Warming up

The warm up is about getting ready for the game in the shortest amount of time. This is done by stimulating the blood flow and conditioning the lips so they are supple.

supple lips is the result we want from the warmup. The lips should be soft, but not so soft that they get stuck with rim friction. The advantage of supple lips include easy response to the air stream and allows us to play with closed lips, gives better flexibility, control, tone quality and consistent performance every time we have warmed up!

The lips will get softer with lip fluttering, buzzing and loose pedals, while loud and high playing stiffens the lips.

Lip fluttering

I use mainly lip fluttering ("horse flapping") for warming up. This is the most effective way I know of getting ready for the game in the shortest amount of time.
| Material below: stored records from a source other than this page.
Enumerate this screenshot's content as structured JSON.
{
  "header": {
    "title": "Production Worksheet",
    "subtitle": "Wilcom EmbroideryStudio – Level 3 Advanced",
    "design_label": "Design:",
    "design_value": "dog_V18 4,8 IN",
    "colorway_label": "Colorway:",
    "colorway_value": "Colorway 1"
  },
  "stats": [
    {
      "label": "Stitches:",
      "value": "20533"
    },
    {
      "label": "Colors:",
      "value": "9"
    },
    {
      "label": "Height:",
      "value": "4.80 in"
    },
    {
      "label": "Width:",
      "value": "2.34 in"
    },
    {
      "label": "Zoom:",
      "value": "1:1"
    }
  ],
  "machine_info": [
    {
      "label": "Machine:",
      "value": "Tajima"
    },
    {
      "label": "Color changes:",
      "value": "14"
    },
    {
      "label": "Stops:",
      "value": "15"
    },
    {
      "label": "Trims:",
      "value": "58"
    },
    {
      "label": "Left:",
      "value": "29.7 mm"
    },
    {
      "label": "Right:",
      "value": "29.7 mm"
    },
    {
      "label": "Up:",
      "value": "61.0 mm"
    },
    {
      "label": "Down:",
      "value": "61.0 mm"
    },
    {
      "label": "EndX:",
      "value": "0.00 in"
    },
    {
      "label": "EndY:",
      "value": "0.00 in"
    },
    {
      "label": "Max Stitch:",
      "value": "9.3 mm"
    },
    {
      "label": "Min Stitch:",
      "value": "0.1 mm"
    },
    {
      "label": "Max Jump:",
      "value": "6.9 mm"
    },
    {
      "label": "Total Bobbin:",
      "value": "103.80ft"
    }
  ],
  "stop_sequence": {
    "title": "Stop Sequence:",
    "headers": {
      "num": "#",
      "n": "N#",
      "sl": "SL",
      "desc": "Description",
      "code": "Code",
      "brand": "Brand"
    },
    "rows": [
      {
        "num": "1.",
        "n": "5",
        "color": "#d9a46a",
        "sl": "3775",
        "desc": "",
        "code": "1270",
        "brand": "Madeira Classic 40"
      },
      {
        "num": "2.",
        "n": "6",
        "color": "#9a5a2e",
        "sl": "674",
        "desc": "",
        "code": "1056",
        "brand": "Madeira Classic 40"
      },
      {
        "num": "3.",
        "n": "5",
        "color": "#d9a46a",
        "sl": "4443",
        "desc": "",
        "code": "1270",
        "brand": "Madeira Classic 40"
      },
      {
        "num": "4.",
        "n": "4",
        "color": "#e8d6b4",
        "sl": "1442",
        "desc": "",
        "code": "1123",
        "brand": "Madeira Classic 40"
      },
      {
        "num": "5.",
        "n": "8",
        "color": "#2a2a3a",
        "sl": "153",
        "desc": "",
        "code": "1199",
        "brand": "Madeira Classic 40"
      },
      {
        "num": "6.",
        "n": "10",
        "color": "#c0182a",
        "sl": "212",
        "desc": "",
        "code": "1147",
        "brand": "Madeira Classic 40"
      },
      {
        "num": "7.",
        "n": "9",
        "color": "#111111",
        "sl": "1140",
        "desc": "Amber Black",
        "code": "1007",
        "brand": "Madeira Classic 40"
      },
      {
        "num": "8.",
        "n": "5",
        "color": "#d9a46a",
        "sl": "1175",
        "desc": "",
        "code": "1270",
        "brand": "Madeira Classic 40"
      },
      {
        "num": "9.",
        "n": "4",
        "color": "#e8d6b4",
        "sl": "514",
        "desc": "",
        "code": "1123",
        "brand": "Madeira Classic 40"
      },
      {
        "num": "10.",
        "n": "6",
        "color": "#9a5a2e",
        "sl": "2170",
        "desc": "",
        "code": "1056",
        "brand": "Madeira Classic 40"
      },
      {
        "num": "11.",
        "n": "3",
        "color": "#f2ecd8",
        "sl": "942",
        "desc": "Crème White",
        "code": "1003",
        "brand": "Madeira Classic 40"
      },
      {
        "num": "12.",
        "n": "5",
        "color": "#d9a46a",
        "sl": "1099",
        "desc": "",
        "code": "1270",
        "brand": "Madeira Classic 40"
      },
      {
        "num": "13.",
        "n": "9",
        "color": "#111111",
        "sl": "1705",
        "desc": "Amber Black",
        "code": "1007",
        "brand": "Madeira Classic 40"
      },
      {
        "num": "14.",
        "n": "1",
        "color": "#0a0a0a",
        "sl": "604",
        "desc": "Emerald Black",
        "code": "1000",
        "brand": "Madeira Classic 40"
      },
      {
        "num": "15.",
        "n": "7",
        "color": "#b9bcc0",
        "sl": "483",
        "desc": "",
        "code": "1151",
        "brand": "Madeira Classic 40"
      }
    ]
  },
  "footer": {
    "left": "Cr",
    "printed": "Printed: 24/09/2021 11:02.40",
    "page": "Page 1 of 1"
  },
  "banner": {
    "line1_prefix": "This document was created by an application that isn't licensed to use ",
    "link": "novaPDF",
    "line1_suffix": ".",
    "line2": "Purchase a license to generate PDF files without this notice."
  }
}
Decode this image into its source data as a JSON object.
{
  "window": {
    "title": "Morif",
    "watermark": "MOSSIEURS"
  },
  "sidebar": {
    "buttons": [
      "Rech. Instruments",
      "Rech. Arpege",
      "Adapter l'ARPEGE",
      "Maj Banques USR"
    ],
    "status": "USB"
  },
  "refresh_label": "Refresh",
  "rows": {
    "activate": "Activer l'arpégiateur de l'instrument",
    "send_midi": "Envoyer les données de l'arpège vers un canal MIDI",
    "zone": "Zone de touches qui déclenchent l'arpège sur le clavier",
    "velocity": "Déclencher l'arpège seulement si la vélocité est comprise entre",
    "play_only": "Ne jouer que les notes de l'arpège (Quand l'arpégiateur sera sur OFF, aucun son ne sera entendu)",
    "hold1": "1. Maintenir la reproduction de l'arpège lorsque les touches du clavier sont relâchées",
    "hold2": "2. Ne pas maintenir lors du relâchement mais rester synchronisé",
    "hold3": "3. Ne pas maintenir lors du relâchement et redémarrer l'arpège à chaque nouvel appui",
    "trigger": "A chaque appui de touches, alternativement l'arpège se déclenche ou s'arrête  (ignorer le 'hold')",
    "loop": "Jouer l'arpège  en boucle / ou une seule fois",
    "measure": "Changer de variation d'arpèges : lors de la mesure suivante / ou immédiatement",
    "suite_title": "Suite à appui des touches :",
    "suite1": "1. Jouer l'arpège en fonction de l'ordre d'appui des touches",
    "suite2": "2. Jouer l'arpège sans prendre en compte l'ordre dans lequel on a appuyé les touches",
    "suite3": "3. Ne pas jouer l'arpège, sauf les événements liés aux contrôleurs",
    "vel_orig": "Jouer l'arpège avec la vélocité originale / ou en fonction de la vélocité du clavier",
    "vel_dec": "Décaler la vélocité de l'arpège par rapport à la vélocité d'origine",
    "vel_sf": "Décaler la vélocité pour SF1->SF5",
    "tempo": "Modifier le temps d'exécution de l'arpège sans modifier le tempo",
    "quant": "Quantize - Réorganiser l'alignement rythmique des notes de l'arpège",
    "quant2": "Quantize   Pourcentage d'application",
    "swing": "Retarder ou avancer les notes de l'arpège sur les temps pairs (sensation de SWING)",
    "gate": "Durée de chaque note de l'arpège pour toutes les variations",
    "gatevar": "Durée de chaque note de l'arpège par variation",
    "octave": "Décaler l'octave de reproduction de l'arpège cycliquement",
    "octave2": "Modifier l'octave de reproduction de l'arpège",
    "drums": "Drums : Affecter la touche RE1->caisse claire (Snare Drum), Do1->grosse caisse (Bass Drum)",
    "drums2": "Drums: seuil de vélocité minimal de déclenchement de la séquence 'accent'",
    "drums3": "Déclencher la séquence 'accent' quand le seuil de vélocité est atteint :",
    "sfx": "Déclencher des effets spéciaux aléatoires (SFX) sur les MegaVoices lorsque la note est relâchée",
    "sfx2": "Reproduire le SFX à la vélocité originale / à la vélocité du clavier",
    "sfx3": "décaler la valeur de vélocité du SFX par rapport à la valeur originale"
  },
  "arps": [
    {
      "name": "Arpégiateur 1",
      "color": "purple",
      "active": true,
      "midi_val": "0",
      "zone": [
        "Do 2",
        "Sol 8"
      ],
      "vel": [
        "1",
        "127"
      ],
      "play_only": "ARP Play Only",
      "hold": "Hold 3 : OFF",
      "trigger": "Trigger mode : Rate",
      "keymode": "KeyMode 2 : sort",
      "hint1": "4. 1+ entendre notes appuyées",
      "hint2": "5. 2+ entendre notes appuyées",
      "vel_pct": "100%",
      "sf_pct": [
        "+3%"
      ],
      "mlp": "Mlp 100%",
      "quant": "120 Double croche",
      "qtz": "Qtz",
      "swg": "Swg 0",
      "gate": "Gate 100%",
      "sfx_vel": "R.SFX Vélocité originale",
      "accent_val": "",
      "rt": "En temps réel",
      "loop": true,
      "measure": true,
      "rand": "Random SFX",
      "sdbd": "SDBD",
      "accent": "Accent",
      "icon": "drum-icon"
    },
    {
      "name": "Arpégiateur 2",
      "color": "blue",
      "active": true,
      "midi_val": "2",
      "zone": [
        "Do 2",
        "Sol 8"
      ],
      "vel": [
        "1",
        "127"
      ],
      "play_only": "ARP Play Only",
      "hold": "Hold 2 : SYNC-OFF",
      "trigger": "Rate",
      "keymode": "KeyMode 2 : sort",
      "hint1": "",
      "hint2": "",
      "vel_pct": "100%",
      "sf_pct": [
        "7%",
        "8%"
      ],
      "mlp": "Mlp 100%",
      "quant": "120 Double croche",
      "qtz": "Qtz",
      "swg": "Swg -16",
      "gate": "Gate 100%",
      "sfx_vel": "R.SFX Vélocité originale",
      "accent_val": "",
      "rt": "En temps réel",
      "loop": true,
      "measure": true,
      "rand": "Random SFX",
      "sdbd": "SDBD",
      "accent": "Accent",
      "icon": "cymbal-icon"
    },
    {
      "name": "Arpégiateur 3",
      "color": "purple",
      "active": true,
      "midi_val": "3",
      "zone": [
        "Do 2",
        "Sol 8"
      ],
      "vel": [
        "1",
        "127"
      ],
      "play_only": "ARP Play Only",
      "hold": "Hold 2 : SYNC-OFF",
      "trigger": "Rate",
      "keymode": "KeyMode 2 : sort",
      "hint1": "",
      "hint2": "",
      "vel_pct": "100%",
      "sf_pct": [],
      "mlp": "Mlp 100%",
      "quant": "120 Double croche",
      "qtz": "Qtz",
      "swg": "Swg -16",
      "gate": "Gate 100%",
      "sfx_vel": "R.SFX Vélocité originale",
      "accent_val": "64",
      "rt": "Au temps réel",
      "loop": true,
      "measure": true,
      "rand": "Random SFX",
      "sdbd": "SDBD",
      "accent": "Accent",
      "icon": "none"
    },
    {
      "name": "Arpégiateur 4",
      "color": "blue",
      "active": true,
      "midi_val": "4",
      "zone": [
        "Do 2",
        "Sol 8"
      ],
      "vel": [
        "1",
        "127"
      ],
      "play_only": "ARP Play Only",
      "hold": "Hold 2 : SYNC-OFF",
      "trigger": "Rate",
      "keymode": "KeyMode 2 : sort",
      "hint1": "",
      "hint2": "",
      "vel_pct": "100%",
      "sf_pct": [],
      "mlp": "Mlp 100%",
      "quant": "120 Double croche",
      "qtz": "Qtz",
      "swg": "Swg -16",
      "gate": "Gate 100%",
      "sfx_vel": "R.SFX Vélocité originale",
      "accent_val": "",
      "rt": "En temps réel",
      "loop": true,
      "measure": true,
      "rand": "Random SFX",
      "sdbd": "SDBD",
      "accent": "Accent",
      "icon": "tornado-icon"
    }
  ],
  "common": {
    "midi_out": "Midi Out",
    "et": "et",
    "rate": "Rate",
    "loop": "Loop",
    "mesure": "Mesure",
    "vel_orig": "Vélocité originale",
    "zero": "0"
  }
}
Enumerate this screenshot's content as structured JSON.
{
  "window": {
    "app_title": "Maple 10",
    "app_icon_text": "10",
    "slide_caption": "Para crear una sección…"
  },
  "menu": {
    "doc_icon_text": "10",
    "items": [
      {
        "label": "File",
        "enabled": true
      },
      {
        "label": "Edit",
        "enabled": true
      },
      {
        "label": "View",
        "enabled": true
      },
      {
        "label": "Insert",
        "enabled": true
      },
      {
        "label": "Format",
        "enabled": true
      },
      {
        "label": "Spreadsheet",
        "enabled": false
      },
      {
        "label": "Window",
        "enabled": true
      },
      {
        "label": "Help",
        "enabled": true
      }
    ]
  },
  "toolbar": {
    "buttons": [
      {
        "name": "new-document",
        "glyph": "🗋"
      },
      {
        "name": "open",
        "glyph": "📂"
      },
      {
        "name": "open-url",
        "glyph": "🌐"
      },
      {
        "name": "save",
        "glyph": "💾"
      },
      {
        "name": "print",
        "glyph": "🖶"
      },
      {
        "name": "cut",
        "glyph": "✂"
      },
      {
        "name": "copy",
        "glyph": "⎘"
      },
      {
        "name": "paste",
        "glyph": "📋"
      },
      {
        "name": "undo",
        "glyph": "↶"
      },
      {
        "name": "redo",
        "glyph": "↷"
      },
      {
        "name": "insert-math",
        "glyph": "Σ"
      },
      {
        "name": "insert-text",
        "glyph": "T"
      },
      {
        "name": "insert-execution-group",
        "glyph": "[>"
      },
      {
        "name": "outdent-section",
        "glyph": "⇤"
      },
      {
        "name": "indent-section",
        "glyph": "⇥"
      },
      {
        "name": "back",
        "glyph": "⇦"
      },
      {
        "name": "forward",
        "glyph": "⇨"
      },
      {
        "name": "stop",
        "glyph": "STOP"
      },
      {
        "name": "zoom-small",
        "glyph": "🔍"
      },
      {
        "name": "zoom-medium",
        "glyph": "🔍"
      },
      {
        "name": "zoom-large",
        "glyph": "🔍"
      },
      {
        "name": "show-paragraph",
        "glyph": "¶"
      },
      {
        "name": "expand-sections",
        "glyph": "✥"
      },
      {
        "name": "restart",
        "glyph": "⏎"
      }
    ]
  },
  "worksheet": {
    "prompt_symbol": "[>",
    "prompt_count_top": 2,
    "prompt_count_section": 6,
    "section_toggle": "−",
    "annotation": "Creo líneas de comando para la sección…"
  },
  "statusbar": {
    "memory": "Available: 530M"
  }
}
It softens the lips and stimulates the blood flow very efficiently. I also use it whenever I feel tired. It works, its magic!

Lip buzzing

After the flapping, I do some lip buzzing. Lips should respond easily with the lips held closed. Remembering how the lip buzz feels when warmed up, I go back if I have not done enough fluttering. The lip buzz must not be exhaggerated, like buzzing loud and high, as this might result in stiff lips.
Fluttering and buzzing lips

An excellent exercise for learning how to buzz is found in Nick Drozdoffs book. While playing a low C, the horn is angled downwards until the top lip is free to buzz alone. One advantage of this exercise, is that the lip buzz will be very similar to the buzz used on the instrument.
Drozdoff's Peel away exercise

Beware of that when buzzing, there should be no hint of a smile. The buzz should be concentrated, some puckering is required to achieve this. If buzzing is done like this, it will also have a strengthening effect.
Ideally, the embouchure used for buzzing should be the same as for playing the trumpet.
M-setting and the True buzz

A wide and unfocused buzz should be avoided.
False buzz

Mouthpiece buzzing

When the lip buzzing is completed, I do some mouthpiece buzzing. The lips should respond easily, even in pianissimo. Also, I check in the mirror to see that my throat is expanding.

Exersises from the Sanborn and Maxwell books on mouthpiece buzzing are excellent.
Buzzing the mouthpiece

On the instrument

After the mouthpiece buzzing is done, the trumpet is next. The embouchure is set with closed lips. Response should be immediate with breath attacks in pianissimo. This indicates that the lips are softened enough.
Bill Carmichael demonstrates breath attacks with closed lips in his video.

After some lips slurs, a couple of scale runs, light tonguing and testing the high notes, I am ready to go!
Warmup on instrument

Nick Drozdoff has an excellent book on buzzing techniques called Embouchure Design


Copyright Rune Aleksandersen 1997 - 2002